What you need to know about Hypoglycemia
Hypoglycemia occurs when your blood glucose drops too low.
The body responds to low blood glucose with warning signs that may be different in each person. Some warning signs of low blood glucose are feeling:
- Irritable or confused
Low blood glucose may occur if your meal or snack is delayed or missed, after vigorous physical activity, or if too much insulin is given. In a person without diabetes, the pancreas will stop producing insulin if the blood glucose level falls below normal. In a person with diabetes, the insulin they inject or pump keeps working, even when the blood glucose level is low. In people with type 2 diabetes some of the diabetes medications help your body to make more insulin and if you take these medications without eating food, you can also have low blood glucose. Check with your healthcare provider.
Low blood glucose may be caused by the following:
- Not following your meal plan like skipping or delaying a meal

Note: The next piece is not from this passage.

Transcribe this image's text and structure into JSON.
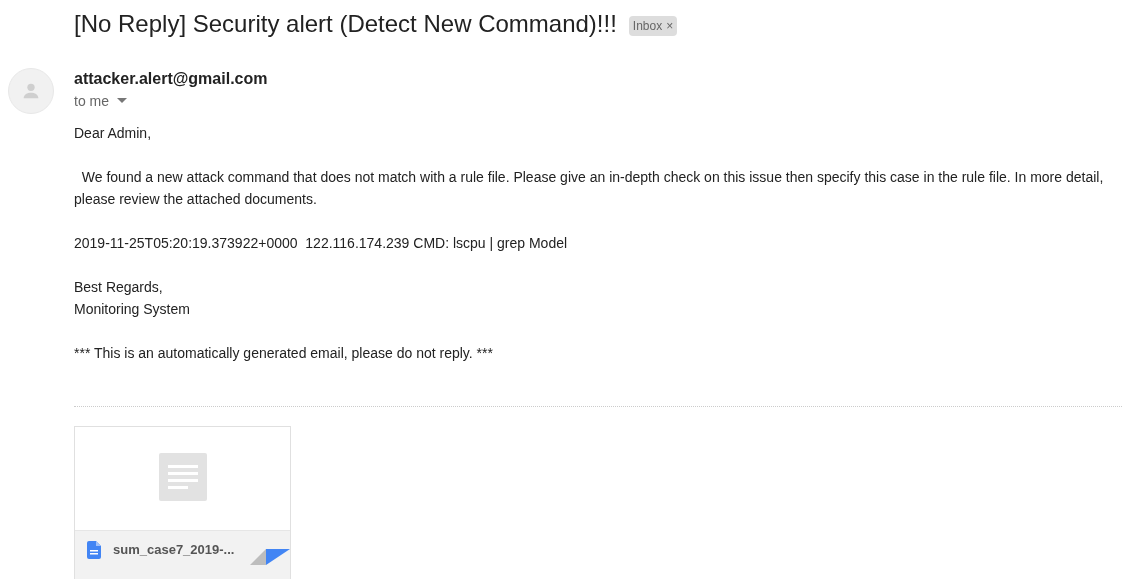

- Too much exercise or exercising for a long time without eating a snack or adjusting your insulin before exercise
- Too much medication or a change in the time you take your medication
- Side effects from other medications
- Alcohol intake, especially without food
How to treat low blood glucose:
- If you feel any of the warning signs of low blood glucose, test immediately, and in the event that you do not have a blood glucose meter, treat right away.
- Eat or drink fast-acting sugar such as:
- 15 grams of glucose tablets (this works very fast)
- 3 teaspoons or 3 packets of table sugar dissolved in 15 ml water
- 3/4 cup of juice or regular soft drink (non diet)
- 6 Life Savers®
- 1 tablespoon of honey
Wait 10-15 minutes, check your blood glucose. If it is still low (less than 4.0 mmol/L):
- Treat again with one of the fast-acting sugar mentioned above.
- If your next meal is more than 1 hour away, eat a snack such as a sandwich or crackers and cheese.
- Try to work out why your blood glucose went low so that you can avoid it from happening again.
Regular testing may help you avoid hypoglycemia. It is important to check your blood glucose often. If untreated, hypoglycemia can cause serious effects, such as seizures or fainting.
Someone who is having seizures or who has passed out will need help from others. People at this severe stage will need an immediate glucagon injection. A doctor must prescribe glucagon and show you and your loved ones how to prepare and inject it.
1International Diabetes Federation. Diabetes education modules 2011: hypoglycaemia. Available at: http://www.idf.org/education/resources/modules-2011/download. Accessed June 30, 2015.
2Canadian Diabetes Assosciation. Lows & Highs: Blood Glucose Levels. Available at: http://www.diabetes.ca/diabetes-and-you/healthy-living-resources/blood-glucose-insulin/lows-highs-blood-glucose-levels. Accessed June 30, 2015.